NEWPORT, Ore – The all-depth sport halibut fishery off the central Oregon coast will reopen July 5, 6 and 7.
About 40,000 pounds remain of the quota for the central Oregon coast – from Cape Falcon 30 miles south of the Columbia River, to Humbug Mountain south of Port Orford.
If sufficient quota remains after July 7, the spring fishery will continue on one or more of the following days: July 21, 20 and 19, with preference given to Saturday, then Friday, then Thursday. The spring all-depth quota is 170,242-pounds. “These dates were set preseason in case quota remained,” said Don Bodenmiller, sport halibut project leader for ODFW.
Open dates will be announced on the National Marine Fisheries Service hotline (1-800-662-9825) and posted on the ODFW Marine Resources Program website at www.dfw.state.or.us/MRP/.
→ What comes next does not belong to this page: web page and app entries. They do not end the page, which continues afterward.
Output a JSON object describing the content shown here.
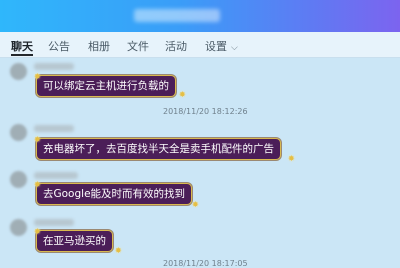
{
  "tabs": [
    {
      "label": "聊天",
      "active": true
    },
    {
      "label": "公告"
    },
    {
      "label": "相册"
    },
    {
      "label": "文件"
    },
    {
      "label": "活动"
    },
    {
      "label": "设置"
    }
  ],
  "icons": {
    "settings_dropdown": "chevron-down-icon",
    "chevron_glyph": "⌵"
  },
  "colors": {
    "bubble_bg": "#4b1e58",
    "bubble_border": "#d9b94f",
    "header_gradient_start": "#2fb7fb",
    "header_gradient_end": "#7c64ef"
  },
  "messages": [
    {
      "text": "可以绑定云主机进行负载的",
      "timestamp": "2018/11/20 18:12:26"
    },
    {
      "text": "充电器坏了，去百度找半天全是卖手机配件的广告",
      "timestamp": ""
    },
    {
      "text": "去Google能及时而有效的找到",
      "timestamp": ""
    },
    {
      "text": "在亚马逊买的",
      "timestamp": "2018/11/20 18:17:05"
    }
  ]
}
The summer central Oregon coast all-depth halibut fishery opens Aug. 3 and is scheduled to be open every other Friday-Sunday until the combined spring and summer season all-depth quota of 226,989 pounds is taken or October 28, whichever comes first.
Sport anglers are reminded the high-relief area of Stonewall Bank is closed to halibut fishing to reduce incidental catch of yelloweye rockfish and canary rockfish. The closed area is defined by latitude and longitude waypoints, which are available on the Marine Resources Program website.
Sport anglers are also reminded that possession of groundfish species is not allowed north of Humbug Mountain when a Pacific halibut is aboard their vessel during all-depth Pacific halibut dates. The exception is sablefish, black cod, which may be retained with halibut between Humbug Mountain and Cape Falcon.
Other non-groundfish species, such as tuna and salmon during authorized seasons, may be possessed with halibut on open all-depth Pacific halibut days.
More details on regulations can be found at: www.dfw.state.or.us/MRP/finfish/halibut/fishing/seasonmaps/seasonmap_current.asp or in the 2007 Oregon Sport Ocean Regulations for Salmon, Halibut and Other Marine Species booklet. General regulations can be found in the 2007 Oregon Sport Fishing Regulations booklet.
The mission of the Oregon Department of Fish and Wildlife is to protect and enhance Oregon's fish and wildlife and their habitats for use and enjoyment by present and future generations. The agency consists of the Oregon Fish and Wildlife Commission, a commission-appointed director and a statewide staff of approximately 950 permanent employees. Headquartered in Salem, ODFW has regional offices in Clackamas, Roseburg, Bend, and La Grande with ten district offices located throughout the state. For additional information, please visit www.dfw.state.or.us.